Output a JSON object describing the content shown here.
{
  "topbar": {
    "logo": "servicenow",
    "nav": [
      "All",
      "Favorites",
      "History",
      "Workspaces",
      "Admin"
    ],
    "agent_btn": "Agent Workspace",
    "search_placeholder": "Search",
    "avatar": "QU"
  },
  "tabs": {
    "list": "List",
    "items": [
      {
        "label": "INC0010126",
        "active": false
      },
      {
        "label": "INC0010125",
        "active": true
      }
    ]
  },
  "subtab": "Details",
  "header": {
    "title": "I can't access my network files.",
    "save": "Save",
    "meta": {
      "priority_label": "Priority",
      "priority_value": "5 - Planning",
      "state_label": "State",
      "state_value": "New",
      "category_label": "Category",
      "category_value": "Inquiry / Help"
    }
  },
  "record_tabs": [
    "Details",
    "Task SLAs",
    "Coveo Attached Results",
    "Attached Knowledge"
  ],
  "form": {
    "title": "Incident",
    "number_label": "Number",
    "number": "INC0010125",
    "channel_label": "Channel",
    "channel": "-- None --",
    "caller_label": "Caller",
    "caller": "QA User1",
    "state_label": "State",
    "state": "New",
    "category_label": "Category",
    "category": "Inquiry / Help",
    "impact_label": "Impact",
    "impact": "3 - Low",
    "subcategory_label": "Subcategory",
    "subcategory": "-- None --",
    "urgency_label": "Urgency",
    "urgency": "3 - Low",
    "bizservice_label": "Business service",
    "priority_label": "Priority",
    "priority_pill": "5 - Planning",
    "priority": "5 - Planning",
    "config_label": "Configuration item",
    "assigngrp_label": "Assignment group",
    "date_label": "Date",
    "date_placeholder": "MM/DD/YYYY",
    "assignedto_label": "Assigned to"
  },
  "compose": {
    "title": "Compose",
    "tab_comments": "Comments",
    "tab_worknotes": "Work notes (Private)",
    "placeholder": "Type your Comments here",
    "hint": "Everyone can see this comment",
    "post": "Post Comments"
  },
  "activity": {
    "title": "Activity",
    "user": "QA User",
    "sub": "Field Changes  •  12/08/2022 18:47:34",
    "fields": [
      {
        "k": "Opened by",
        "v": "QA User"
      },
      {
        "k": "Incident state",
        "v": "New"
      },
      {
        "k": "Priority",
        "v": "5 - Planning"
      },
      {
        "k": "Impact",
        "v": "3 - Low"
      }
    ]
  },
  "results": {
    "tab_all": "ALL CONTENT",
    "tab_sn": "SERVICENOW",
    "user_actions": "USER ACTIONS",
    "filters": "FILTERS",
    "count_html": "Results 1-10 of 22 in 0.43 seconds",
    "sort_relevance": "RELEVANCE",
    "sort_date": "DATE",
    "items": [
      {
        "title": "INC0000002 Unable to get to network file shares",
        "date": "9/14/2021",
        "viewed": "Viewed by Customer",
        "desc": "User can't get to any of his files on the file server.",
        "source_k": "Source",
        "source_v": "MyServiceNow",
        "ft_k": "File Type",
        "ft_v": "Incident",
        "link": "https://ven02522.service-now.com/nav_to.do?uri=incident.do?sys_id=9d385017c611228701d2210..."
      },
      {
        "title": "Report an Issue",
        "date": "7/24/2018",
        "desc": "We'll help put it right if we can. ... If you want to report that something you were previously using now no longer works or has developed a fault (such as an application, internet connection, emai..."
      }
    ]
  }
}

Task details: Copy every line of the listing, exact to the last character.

Final answer:
Output a JSON object describing the content shown here.
{
  "topbar": {
    "logo": "servicenow",
    "nav": [
      "All",
      "Favorites",
      "History",
      "Workspaces",
      "Admin"
    ],
    "agent_btn": "Agent Workspace",
    "search_placeholder": "Search",
    "avatar": "QU"
  },
  "tabs": {
    "list": "List",
    "items": [
      {
        "label": "INC0010126",
        "active": false
      },
      {
        "label": "INC0010125",
        "active": true
      }
    ]
  },
  "subtab": "Details",
  "header": {
    "title": "I can't access my network files.",
    "save": "Save",
    "meta": {
      "priority_label": "Priority",
      "priority_value": "5 - Planning",
      "state_label": "State",
      "state_value": "New",
      "category_label": "Category",
      "category_value": "Inquiry / Help"
    }
  },
  "record_tabs": [
    "Details",
    "Task SLAs",
    "Coveo Attached Results",
    "Attached Knowledge"
  ],
  "form": {
    "title": "Incident",
    "number_label": "Number",
    "number": "INC0010125",
    "channel_label": "Channel",
    "channel": "-- None --",
    "caller_label": "Caller",
    "caller": "QA User1",
    "state_label": "State",
    "state": "New",
    "category_label": "Category",
    "category": "Inquiry / Help",
    "impact_label": "Impact",
    "impact": "3 - Low",
    "subcategory_label": "Subcategory",
    "subcategory": "-- None --",
    "urgency_label": "Urgency",
    "urgency": "3 - Low",
    "bizservice_label": "Business service",
    "priority_label": "Priority",
    "priority_pill": "5 - Planning",
    "priority": "5 - Planning",
    "config_label": "Configuration item",
    "assigngrp_label": "Assignment group",
    "date_label": "Date",
    "date_placeholder": "MM/DD/YYYY",
    "assignedto_label": "Assigned to"
  },
  "compose": {
    "title": "Compose",
    "tab_comments": "Comments",
    "tab_worknotes": "Work notes (Private)",
    "placeholder": "Type your Comments here",
    "hint": "Everyone can see this comment",
    "post": "Post Comments"
  },
  "activity": {
    "title": "Activity",
    "user": "QA User",
    "sub": "Field Changes  •  12/08/2022 18:47:34",
    "fields": [
      {
        "k": "Opened by",
        "v": "QA User"
      },
      {
        "k": "Incident state",
        "v": "New"
      },
      {
        "k": "Priority",
        "v": "5 - Planning"
      },
      {
        "k": "Impact",
        "v": "3 - Low"
      }
    ]
  },
  "results": {
    "tab_all": "ALL CONTENT",
    "tab_sn": "SERVICENOW",
    "user_actions": "USER ACTIONS",
    "filters": "FILTERS",
    "count_html": "Results 1-10 of 22 in 0.43 seconds",
    "sort_relevance": "RELEVANCE",
    "sort_date": "DATE",
    "items": [
      {
        "title": "INC0000002 Unable to get to network file shares",
        "date": "9/14/2021",
        "viewed": "Viewed by Customer",
        "desc": "User can't get to any of his files on the file server.",
        "source_k": "Source",
        "source_v": "MyServiceNow",
        "ft_k": "File Type",
        "ft_v": "Incident",
        "link": "https://ven02522.service-now.com/nav_to.do?uri=incident.do?sys_id=9d385017c611228701d2210..."
      },
      {
        "title": "Report an Issue",
        "date": "7/24/2018",
        "desc": "We'll help put it right if we can. ... If you want to report that something you were previously using now no longer works or has developed a fault (such as an application, internet connection, emai..."
      }
    ]
  }
}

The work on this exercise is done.